- What to produce -
Report each line from the entries in which "date" can be found.

- Listed entries -
*** Begin section ***

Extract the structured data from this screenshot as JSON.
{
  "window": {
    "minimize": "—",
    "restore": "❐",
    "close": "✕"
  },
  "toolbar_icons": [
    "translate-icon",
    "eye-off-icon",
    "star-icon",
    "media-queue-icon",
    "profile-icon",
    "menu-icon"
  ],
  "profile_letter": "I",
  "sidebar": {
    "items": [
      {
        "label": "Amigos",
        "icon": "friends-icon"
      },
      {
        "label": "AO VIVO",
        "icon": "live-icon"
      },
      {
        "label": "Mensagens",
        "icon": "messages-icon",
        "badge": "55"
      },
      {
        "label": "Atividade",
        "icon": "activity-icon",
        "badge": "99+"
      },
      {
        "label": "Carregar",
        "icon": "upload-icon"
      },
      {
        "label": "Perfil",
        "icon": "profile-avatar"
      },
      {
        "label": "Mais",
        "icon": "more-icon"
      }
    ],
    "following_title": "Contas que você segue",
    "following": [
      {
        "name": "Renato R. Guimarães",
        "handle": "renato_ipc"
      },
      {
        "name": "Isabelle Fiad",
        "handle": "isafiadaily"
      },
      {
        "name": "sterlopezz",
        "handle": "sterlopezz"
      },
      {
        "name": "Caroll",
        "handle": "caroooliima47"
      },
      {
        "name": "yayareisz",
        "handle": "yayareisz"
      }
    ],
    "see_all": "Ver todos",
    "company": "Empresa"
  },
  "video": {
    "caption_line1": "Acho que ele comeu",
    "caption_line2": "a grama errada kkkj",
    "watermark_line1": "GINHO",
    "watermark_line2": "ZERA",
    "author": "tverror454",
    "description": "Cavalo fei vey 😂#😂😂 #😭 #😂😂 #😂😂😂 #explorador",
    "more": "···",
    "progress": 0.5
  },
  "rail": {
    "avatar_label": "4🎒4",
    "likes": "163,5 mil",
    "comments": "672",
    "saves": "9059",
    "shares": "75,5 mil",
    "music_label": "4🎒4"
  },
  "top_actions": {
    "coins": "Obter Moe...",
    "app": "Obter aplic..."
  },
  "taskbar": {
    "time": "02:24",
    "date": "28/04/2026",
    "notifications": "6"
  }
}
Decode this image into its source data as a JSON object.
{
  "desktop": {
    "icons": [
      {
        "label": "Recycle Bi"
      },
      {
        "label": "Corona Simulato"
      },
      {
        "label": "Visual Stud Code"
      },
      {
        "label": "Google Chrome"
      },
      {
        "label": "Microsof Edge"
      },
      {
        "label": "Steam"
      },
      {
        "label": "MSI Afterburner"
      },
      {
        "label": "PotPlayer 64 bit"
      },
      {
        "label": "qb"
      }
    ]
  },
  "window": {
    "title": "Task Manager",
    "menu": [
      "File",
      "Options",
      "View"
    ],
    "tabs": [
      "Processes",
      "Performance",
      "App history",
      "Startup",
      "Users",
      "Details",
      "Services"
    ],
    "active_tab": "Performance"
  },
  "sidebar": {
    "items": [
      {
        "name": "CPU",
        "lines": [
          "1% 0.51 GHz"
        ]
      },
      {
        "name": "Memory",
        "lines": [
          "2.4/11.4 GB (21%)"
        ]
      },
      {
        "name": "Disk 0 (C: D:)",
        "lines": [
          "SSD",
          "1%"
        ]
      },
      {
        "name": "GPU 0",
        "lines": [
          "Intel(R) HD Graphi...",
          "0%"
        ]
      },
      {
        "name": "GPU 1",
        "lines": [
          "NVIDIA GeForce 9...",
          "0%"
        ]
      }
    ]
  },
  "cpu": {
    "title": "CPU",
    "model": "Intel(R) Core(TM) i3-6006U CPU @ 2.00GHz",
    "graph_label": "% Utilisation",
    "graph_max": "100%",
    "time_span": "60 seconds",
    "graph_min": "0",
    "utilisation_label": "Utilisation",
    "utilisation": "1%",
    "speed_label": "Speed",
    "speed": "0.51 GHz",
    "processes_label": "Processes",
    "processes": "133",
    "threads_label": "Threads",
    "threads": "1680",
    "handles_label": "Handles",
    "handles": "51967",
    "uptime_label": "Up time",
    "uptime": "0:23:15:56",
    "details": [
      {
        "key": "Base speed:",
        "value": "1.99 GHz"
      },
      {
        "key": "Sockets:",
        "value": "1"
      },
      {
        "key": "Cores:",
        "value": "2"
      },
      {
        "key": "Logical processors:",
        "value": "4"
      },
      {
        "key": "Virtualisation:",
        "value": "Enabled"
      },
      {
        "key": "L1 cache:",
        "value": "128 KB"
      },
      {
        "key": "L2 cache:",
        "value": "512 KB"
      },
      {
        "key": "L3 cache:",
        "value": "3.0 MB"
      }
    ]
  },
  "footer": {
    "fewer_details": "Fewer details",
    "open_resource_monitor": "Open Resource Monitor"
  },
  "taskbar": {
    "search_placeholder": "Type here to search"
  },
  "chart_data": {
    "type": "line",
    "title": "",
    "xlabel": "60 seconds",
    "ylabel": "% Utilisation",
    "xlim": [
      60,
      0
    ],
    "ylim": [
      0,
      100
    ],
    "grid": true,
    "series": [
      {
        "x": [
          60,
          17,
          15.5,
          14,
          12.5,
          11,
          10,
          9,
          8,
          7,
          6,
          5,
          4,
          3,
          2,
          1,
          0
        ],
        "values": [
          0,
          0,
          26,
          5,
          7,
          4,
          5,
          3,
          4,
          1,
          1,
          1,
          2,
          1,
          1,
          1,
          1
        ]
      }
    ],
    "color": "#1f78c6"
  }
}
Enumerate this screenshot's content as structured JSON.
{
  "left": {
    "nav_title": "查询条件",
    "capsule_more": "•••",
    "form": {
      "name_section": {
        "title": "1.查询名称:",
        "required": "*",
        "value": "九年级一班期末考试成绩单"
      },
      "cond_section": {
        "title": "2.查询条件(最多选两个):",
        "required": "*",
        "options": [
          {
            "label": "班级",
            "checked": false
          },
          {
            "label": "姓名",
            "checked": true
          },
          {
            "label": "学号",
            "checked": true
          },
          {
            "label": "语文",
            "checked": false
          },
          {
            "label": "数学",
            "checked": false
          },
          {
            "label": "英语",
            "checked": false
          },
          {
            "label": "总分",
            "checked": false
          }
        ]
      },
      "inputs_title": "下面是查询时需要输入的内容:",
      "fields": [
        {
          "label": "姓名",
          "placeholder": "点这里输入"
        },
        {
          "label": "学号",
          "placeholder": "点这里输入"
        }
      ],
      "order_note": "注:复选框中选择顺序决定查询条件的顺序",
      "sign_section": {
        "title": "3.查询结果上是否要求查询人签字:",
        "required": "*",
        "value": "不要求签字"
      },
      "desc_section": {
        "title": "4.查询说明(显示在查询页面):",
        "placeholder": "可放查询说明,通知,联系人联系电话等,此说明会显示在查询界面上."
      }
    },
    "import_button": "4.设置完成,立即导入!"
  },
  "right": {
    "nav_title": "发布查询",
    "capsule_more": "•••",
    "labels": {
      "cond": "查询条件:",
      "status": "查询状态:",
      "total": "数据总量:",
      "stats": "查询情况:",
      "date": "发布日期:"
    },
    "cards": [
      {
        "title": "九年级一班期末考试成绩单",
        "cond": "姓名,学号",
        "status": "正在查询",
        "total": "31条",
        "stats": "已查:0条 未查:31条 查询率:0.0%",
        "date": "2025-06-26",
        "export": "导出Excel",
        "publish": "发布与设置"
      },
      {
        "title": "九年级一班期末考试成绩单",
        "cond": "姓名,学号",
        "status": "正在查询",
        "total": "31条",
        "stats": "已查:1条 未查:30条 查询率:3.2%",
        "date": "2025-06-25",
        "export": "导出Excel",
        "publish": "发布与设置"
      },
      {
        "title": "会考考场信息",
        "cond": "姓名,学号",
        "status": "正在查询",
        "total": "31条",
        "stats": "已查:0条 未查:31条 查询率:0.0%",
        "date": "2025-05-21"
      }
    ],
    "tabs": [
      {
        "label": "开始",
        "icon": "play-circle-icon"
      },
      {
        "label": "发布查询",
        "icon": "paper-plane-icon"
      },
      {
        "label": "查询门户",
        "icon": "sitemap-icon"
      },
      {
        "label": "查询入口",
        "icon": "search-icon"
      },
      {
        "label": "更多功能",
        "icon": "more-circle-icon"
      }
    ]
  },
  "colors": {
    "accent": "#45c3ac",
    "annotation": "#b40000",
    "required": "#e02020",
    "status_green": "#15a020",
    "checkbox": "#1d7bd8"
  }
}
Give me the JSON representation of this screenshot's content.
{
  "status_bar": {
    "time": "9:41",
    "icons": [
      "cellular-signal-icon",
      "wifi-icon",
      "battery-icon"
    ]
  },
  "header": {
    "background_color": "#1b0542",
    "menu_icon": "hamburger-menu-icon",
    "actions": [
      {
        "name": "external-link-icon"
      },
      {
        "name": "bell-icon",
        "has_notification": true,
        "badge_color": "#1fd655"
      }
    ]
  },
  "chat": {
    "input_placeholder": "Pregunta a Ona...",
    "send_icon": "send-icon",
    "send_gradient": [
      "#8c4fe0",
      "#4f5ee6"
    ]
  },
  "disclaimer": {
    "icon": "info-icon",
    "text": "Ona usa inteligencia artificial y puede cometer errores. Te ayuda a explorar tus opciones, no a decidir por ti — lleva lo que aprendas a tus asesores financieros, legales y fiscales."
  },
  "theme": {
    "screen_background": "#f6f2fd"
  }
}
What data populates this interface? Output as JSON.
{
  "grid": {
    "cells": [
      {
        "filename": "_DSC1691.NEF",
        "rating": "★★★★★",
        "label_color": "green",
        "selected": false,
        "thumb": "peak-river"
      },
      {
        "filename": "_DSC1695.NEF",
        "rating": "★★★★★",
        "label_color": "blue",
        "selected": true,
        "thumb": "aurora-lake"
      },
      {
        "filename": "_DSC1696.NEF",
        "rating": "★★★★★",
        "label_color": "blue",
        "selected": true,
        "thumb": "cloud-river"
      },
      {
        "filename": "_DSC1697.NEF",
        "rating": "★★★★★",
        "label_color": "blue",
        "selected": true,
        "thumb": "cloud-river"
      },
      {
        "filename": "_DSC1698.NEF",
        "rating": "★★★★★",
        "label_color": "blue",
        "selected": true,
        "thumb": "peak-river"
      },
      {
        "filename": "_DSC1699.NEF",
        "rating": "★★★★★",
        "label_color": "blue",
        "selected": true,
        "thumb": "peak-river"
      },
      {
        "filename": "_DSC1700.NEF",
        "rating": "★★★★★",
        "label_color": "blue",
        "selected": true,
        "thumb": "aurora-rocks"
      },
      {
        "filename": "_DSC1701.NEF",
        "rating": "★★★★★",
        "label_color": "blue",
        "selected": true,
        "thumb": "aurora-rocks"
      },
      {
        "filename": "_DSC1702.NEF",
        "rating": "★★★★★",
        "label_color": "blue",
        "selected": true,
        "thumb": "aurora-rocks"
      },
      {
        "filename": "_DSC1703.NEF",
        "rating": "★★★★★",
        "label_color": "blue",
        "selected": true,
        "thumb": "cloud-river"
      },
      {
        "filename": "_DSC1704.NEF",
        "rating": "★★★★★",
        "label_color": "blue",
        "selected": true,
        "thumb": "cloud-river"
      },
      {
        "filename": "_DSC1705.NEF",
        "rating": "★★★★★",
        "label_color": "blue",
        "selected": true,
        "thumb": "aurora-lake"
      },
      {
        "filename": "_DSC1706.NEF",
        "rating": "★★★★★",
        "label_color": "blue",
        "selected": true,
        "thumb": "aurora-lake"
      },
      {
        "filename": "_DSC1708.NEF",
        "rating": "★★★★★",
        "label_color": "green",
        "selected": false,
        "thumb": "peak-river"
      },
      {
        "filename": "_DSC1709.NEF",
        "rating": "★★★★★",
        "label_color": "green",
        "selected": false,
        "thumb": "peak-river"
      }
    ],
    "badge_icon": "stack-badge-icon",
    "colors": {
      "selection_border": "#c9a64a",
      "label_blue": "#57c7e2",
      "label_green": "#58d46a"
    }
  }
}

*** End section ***

- Solution below -
    "date": "28/04/2026",
      "date": "发布日期:"
        "date": "2025-06-26",
        "date": "2025-06-25",
        "date": "2025-05-21"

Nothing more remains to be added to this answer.